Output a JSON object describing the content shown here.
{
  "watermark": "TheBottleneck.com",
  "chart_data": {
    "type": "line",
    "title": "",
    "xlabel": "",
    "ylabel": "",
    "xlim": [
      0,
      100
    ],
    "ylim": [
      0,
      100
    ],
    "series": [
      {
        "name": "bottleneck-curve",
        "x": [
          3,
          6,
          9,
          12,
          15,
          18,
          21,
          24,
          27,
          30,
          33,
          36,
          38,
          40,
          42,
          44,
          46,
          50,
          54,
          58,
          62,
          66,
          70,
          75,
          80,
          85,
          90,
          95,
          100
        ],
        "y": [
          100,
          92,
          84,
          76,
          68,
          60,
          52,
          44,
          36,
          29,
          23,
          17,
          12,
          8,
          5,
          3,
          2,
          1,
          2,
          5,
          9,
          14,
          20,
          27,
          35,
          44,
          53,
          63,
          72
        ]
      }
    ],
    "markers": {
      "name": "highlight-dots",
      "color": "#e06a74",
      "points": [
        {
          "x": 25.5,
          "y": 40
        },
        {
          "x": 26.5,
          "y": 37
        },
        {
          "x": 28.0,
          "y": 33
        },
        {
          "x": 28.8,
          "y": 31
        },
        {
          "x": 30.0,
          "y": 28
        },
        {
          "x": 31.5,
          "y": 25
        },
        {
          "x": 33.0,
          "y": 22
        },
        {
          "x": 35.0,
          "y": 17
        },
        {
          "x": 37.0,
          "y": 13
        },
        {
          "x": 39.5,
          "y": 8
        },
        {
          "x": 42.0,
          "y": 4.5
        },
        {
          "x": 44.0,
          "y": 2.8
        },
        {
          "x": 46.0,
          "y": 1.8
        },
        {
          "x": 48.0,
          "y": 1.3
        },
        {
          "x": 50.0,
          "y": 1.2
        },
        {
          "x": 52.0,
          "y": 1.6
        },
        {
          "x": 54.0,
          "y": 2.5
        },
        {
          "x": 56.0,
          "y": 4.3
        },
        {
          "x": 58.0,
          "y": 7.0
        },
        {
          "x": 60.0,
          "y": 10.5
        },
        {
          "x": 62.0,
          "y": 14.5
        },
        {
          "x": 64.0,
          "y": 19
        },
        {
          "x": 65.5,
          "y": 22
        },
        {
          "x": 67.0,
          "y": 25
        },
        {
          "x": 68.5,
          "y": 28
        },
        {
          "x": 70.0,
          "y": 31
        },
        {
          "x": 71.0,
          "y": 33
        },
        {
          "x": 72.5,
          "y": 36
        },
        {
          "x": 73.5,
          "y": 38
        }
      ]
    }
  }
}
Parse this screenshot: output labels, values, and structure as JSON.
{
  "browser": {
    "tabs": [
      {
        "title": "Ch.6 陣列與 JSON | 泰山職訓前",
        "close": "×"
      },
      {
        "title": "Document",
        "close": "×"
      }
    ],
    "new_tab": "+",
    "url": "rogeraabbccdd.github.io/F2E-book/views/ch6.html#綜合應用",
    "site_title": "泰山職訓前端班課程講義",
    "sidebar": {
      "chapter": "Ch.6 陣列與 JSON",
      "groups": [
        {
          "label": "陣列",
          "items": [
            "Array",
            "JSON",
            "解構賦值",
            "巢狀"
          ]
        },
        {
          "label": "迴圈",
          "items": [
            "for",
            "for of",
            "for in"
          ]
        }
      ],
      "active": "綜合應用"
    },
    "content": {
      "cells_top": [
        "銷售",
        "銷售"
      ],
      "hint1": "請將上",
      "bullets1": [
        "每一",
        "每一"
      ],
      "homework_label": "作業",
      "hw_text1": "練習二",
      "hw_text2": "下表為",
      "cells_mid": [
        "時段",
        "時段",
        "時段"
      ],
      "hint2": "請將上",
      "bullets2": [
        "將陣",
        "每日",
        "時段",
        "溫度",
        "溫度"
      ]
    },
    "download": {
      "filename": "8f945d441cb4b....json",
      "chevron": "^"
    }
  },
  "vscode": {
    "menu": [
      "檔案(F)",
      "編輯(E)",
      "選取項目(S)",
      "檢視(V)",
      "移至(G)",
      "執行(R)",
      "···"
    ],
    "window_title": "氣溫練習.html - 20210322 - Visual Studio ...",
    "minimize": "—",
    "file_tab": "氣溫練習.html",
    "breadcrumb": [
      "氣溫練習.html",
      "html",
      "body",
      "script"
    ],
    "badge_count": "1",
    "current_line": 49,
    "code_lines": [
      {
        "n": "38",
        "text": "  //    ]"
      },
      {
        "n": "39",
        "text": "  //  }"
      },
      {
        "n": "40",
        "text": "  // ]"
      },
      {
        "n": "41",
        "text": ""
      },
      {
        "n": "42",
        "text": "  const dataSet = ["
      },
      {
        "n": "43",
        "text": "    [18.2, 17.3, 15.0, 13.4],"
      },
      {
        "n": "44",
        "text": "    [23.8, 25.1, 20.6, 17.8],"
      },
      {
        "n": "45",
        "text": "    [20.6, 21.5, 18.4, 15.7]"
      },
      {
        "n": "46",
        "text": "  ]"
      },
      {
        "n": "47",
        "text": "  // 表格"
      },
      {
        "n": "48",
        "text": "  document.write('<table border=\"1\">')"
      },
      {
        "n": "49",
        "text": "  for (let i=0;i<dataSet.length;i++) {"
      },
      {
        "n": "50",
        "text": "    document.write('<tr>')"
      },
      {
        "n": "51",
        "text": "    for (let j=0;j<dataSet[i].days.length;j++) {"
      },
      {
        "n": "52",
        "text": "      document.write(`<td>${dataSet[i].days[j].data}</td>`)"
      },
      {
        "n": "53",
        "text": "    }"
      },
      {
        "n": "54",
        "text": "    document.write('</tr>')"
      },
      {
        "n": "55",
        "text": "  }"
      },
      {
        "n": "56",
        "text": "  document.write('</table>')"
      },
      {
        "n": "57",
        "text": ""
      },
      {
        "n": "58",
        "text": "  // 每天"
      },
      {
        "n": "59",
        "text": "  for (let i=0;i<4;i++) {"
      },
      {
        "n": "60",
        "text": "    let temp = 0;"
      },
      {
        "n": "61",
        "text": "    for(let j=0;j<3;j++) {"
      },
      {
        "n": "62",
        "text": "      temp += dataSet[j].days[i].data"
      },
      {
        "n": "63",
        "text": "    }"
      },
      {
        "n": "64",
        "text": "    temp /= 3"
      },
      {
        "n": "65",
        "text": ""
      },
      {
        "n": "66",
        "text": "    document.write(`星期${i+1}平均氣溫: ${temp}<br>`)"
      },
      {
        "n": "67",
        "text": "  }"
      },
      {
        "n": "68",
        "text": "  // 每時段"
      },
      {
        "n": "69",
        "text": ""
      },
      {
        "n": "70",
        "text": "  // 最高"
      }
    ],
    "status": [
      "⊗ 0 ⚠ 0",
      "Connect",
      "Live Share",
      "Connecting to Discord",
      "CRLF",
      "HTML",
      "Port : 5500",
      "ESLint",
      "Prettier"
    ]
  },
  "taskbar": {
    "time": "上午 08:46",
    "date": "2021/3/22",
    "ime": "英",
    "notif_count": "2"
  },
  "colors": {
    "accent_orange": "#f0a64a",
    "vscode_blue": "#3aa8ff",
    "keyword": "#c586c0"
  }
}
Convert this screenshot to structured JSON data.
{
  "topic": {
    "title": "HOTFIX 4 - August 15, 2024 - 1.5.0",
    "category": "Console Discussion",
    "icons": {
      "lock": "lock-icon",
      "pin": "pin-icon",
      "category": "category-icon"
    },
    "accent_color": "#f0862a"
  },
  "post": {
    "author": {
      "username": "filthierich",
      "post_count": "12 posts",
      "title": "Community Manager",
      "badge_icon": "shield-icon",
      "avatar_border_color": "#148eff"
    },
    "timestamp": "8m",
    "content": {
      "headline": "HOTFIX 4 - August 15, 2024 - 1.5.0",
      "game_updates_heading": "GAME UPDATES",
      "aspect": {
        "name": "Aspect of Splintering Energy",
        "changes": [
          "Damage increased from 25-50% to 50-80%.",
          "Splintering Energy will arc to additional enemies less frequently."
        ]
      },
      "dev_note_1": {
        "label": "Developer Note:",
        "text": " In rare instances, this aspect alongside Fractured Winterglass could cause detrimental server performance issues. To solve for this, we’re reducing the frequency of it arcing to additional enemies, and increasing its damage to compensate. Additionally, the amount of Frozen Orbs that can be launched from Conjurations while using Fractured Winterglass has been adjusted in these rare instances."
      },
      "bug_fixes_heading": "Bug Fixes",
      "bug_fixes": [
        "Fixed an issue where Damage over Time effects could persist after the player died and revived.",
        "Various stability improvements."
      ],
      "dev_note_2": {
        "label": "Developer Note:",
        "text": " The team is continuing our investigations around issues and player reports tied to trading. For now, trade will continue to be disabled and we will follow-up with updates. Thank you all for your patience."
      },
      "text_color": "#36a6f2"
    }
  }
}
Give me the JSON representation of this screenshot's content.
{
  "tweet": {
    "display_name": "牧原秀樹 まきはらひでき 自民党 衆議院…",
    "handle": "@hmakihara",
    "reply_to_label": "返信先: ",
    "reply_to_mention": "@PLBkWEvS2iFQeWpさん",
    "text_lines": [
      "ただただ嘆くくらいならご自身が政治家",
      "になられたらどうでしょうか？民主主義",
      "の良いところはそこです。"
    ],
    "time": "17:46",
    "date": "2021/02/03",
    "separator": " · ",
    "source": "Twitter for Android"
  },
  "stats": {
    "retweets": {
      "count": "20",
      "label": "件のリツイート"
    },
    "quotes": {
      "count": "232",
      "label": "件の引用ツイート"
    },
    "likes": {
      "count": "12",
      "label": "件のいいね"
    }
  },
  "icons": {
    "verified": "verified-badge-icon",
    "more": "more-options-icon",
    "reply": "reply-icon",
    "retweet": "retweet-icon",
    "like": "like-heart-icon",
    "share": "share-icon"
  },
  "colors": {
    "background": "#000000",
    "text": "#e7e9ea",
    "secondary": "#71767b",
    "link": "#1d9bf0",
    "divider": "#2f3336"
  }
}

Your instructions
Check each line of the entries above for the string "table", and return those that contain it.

Exercise output
        "text": "  document.write('<table border=\"1\">')"
        "text": "  document.write('</table>')"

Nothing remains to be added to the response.